The World of the Sagas

The Complete Sagas of Icelanders include extensive but unobtrusive reference and background material for a deeper understanding of the world of the Sagas.

by Dr. Robert Kellogg
(Vol. I, xxviii-lv)
The comprehensive introduction depicts the world of the Sagas, their subject material, the location and society where they take place, their artistry and, not least, their characters, and assesses their place in world literature.

(Vol. V, pp. 387-393)
Following the course of events, such as the voyages of discovery to Vinland, or finding the scene of a conflict on the detailed maps puts the Sagas in a new perspective.

(Vol. V, pp. 405-417)
A large number of key concepts have been translated consistently from one Saga to the next. As an aid to understanding, they are given in italics in the first instance they occur in each saga and comprehensive explanations are given in the glossary.

"Nature Spirit (vættur): There were various kinds of nature spirits that the Icelanders (and other Scandinavians) believed in, and sometimes gave sacrifices to. There are early references to elves (álfur) in mainland Scandinavia. Like their modern-day equivalents, the "hidden people" (an expression used in both Norway and Iceland), these would have been of human size..."

(Vol. V, pp. 418-420)
One of the most important features of many Sagas are the verses, often recited by principal characters in the stories. This is a linguistically complex poetry, full of imagery and energy, which often includes rich and diverse references to Norse mythology. Explanations are provided alongside the translation in the Sagas themselves for the metaphorical word-puzzles known as kennings, while more background and detail are found in this separate reference entry.

(Vol. V, pp. 425-446)
All told, the Sagas of Icelanders have a cast of thousands of men, women and children. This index lists some 700 persons who appear in two or more Sagas.
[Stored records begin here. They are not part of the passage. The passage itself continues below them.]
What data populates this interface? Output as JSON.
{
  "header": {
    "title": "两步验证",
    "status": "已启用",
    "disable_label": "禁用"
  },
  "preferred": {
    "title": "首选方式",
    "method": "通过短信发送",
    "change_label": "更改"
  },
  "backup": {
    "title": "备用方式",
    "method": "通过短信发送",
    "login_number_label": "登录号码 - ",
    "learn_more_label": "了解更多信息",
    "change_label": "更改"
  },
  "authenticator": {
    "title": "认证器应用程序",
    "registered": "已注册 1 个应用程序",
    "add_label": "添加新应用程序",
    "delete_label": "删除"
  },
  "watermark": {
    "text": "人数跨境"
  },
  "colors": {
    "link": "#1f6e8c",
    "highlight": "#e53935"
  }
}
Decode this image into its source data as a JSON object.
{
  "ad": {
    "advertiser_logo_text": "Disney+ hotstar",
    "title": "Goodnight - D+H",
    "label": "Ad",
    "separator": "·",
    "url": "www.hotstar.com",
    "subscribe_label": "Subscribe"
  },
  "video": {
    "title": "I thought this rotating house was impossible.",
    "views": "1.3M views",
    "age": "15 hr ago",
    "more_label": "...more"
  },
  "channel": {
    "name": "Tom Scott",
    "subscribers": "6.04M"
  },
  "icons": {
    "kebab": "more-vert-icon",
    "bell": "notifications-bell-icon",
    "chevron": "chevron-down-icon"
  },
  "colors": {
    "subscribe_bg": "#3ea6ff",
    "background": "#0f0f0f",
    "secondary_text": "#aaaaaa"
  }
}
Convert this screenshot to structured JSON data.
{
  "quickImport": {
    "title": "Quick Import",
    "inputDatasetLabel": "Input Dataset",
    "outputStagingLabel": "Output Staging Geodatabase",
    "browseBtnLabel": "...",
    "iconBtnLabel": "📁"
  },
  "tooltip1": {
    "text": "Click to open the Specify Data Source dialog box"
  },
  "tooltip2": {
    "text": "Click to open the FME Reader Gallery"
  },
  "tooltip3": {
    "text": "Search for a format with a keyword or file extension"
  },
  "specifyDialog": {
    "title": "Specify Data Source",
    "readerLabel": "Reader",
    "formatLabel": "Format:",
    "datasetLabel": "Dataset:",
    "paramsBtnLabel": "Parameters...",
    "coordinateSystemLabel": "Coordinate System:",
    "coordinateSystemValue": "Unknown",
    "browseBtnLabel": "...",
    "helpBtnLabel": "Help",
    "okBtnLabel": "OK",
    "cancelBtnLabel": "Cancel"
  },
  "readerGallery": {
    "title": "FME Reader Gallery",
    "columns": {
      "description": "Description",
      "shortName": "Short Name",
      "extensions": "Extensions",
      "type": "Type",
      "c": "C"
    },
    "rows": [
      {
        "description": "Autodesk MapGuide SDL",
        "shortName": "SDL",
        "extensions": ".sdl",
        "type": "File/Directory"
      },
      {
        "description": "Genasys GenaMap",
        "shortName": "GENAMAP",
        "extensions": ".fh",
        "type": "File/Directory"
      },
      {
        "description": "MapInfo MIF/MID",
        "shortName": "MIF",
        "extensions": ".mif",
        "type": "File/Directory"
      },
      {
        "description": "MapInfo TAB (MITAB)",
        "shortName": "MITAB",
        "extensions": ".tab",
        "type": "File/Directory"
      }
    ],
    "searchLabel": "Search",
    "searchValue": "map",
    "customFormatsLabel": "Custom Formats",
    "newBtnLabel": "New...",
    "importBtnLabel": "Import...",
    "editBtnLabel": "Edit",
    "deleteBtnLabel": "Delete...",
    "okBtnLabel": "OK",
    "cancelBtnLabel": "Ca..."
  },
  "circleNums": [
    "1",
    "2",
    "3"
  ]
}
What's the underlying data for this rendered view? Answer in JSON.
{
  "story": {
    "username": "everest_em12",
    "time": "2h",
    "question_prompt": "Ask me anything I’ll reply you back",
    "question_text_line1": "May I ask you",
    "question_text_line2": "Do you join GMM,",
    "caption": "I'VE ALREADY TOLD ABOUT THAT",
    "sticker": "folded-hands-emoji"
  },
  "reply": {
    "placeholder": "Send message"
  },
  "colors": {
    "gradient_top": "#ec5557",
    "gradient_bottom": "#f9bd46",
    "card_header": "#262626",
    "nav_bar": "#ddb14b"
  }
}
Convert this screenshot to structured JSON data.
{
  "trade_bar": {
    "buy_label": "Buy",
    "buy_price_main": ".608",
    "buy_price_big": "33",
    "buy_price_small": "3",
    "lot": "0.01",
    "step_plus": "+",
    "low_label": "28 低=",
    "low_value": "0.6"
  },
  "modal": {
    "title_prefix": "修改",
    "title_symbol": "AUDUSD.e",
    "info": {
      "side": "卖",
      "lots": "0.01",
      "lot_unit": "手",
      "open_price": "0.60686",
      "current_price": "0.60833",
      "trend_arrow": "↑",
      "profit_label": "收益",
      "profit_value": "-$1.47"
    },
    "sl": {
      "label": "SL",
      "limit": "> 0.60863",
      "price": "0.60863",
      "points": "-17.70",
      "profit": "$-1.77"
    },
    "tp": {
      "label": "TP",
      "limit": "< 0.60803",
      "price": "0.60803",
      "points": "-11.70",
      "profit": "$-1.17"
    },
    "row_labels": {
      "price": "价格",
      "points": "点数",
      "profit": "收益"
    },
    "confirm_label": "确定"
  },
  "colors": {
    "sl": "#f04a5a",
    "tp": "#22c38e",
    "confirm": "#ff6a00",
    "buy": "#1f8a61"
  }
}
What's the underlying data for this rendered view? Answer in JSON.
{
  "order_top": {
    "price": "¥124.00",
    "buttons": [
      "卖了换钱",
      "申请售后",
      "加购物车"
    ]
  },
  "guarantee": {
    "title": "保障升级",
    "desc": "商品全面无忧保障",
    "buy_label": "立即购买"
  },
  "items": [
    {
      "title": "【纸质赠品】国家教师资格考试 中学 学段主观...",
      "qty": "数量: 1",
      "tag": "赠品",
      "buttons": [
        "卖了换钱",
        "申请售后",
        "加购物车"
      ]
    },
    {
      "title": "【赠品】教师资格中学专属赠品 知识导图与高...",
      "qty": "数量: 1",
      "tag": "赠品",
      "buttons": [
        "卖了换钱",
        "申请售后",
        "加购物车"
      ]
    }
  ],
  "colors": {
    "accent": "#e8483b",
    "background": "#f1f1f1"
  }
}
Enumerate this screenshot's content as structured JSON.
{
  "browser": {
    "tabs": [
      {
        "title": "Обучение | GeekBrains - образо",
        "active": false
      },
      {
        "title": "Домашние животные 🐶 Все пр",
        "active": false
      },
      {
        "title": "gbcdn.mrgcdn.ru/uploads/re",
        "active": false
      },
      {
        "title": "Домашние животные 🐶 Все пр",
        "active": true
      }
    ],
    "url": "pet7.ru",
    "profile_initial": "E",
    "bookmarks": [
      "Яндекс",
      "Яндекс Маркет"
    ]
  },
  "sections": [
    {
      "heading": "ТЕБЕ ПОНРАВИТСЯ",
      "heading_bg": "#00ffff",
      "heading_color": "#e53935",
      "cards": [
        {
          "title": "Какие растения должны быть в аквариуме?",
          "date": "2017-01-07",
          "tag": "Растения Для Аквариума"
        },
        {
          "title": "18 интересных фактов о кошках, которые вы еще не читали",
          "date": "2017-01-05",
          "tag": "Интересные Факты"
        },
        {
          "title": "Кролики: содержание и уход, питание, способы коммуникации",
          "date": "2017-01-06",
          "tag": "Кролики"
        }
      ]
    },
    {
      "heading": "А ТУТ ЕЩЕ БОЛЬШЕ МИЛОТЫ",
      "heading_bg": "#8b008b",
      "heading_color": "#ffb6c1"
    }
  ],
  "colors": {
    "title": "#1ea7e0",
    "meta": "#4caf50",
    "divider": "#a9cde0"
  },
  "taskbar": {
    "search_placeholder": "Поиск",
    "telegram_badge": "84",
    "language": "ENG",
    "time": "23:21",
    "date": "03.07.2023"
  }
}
(Vol. V, pp. 395-403)
Explanatory diagrams show details of ships, houses, etc. together with a survey of Saga society.

(Vol. V, pp. 387-393)
Tables indicate, among other things, the reigns of the principal Norwegian monarchs of the period, historical events taking place in Iceland and the terms of office of the leaders of the Icelandic commonwealth, the Lawspeakers.

"The publication of these volumes is a reminder that the Icelandic sagas can hold their own with the literature of the Mediterranean. Here is the poetry of the North Atlantic, a working out of the primary laws of our nature, a testimony to the human spirit's ability not only to endure what fate may send it but to be renewed by the experience."
Seamus Heaney
Irish poet